- If, on the other hand, your cat does this with all of its food and there are no other signs of pregnancy, it could be a sign of more serious problems.
- Swollen Belly: A pregnant cat’s abdomen will begin to swell noticeably around the fifth week of pregnancy. It will continue to grow until it is time to give birth. If your cat was overweight before she became pregnant, her belly distension may be less noticeable, but she will still gain weight as a result of the pregnancy. Depending on the number of kittens, a pregnant cat will gain two to four pounds in total.
- Increased Appetite: Food will pique the interest of a pregnant cat. After all, a pregnant cat is feeding not only herself but several fetuses as well. If you don’t give them food, they will demand it and will hunt more.
- Ceased Heat Cycle: Heat cycles stop: This could be the first sign that a cat is pregnant. If a cat has been having heat cycles every 10 to 2 weeks and then suddenly stops, she is most likely pregnant.
- Increased Affection: Many pet owners report that their pets’ affectionate behavior has improved. You might notice that your pet is focusing more on you. Changes in hormones and the nervous system are to blame. Our cat may become more affectionate than usual and seek your attention on a regular basis. Give it to her
- Increased Sleeping: Cats usually sleep for at least 14 hours in a day. They love to sleep. But when she is pregnant expect her to sleep even more than that.’
- Nesting: With around two weeks to go in her pregnancy, a pregnant cat will often start “nesting.” She might find a quiet spot and begin putting together blankets for a birthing area. Your cat may also begin to act more maternally toward you, becoming more affectionate and purring more frequently. She may become less tolerant of other pets or animals at the same time.
- Palpating Abdomen: By palpating and gently pressing on your pregnant cat’s abdomen, your veterinarian may be able to feel the fetuses. This usually occurs between the 17th and 25th day of pregnancy.
- X-Ray: When your cat is further along in her pregnancy, your veterinarian can take a radiograph of her abdomen to determine the number of kittens she is carrying. This is a very small amount of radiation that will have no effect on the kittens or the mother. After about 42 days of pregnancy, the spines and skulls of kittens can be seen on x-rays.
- Ultrasound: Fetuses can be detected with an ultrasound as early as the second week of pregnancy, and heartbeats can be detected after the third week. Go see your vet and get the ultrasound done.
Signs of Active Cat Labor
It’s possible that your cat is refusing food, acting fidgety, and looking for a quiet place to rest because she’s about to give birth.
Your cat’s body temperature will drop to around 37.8°C in the 12-24 hours before her labor starts.
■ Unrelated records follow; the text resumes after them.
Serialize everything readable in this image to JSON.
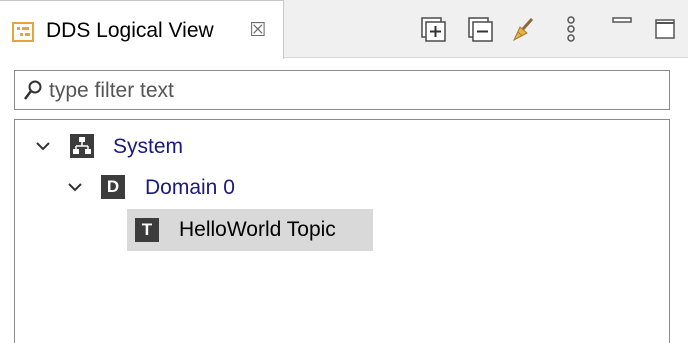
{
  "view": {
    "title": "DDS Logical View",
    "close_glyph": "☒",
    "icons": {
      "view": "tree-view-icon",
      "close": "close-tab-icon"
    }
  },
  "toolbar": {
    "items": [
      {
        "name": "expand-all-button",
        "icon": "expand-all-icon"
      },
      {
        "name": "collapse-all-button",
        "icon": "collapse-all-icon"
      },
      {
        "name": "clear-button",
        "icon": "broom-icon"
      },
      {
        "name": "view-menu-button",
        "icon": "vertical-dots-icon"
      },
      {
        "name": "minimize-button",
        "icon": "minimize-icon"
      },
      {
        "name": "maximize-button",
        "icon": "maximize-icon"
      }
    ]
  },
  "filter": {
    "placeholder": "type filter text",
    "value": "",
    "icon": "search-icon"
  },
  "tree": {
    "nodes": [
      {
        "label": "System",
        "icon_letter": "",
        "icon": "system-hierarchy-icon",
        "expanded": true,
        "selected": false,
        "label_color": "#1a1a7a"
      },
      {
        "label": "Domain 0",
        "icon_letter": "D",
        "icon": "domain-icon",
        "expanded": true,
        "selected": false,
        "label_color": "#1a1a7a"
      },
      {
        "label": "HelloWorld Topic",
        "icon_letter": "T",
        "icon": "topic-icon",
        "expanded": false,
        "selected": true,
        "label_color": "#000000"
      }
    ]
  },
  "colors": {
    "tab_icon_accent": "#e8a33d",
    "tree_icon_bg": "#3c3c3c",
    "selection_bg": "#d9d9d9"
  }
}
Right before giving birth, mum may become more vocal, appear agitated, and want to wash herself constantly.
Delivery should start with strong abdominal contractions, followed by some discharge from her vagina. Contact your veterinarian if the discharge is thick, black, or blood colored.
The kittens should arrive shortly after this discharge.
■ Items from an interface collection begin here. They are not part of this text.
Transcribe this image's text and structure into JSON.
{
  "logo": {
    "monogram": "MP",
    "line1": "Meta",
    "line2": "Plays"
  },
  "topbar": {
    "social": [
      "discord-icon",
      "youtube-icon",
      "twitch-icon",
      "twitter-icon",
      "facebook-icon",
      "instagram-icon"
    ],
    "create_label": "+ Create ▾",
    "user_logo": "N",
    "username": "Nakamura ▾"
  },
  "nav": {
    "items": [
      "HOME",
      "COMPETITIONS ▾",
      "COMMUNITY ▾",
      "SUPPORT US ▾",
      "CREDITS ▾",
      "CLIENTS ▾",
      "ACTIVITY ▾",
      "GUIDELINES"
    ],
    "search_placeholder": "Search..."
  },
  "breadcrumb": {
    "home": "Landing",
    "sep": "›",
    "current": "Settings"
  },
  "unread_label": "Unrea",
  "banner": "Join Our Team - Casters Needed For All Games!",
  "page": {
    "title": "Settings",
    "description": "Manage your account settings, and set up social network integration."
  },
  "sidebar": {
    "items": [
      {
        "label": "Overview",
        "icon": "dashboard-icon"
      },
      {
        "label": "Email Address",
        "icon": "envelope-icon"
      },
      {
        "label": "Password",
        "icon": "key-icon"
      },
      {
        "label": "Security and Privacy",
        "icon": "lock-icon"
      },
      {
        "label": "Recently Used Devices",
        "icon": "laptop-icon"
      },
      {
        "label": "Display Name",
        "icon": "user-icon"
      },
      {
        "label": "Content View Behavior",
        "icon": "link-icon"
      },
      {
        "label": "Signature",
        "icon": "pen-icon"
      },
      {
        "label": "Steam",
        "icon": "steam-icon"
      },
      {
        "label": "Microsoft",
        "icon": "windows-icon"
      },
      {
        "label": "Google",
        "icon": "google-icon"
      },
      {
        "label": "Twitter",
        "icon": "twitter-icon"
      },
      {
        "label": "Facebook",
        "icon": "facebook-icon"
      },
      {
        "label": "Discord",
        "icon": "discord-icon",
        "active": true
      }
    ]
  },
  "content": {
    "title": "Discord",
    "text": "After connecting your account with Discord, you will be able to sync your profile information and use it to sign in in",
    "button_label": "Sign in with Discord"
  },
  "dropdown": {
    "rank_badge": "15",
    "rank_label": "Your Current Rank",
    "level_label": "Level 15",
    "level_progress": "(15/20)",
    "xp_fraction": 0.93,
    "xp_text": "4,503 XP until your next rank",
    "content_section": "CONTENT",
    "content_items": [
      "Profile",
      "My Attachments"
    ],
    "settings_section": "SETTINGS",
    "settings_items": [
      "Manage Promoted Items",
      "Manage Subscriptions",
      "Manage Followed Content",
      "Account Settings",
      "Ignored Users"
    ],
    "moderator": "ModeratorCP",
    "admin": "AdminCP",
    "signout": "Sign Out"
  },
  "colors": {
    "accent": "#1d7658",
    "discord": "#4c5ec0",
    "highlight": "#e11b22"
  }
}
Is your Cat showing Pregnancy Signs?
What to do?
Make an appointment with a veterinarian as soon as possible after your cat becomes pregnant.
Examine her for fleas, ticks, and lice, as these can harm her kittens’ health.
Feed kitten food to your cat until she finishes nursing.
Increase your cat’s feedings while she’s pregnant; she’ll likely need to eat 1.5 times more than usual.
2 weeks before your cat is due to give birth, set up a comfortable birthing box in a warm room.
What not to do?
Touching your pregnant cat’s belly could result in an abortion or damage. Consult a veterinarian.
After two weeks of pregnancy, avoid worming.
If there are no complications, don’t interrupt the birthing process.
In the above article, we discussed the signs which tell you that your cat is pregnant. If you notice these signs in your cat, do follow the instructions about what and what not to do carefully. Don’t forget to contact your nearest vet for the same.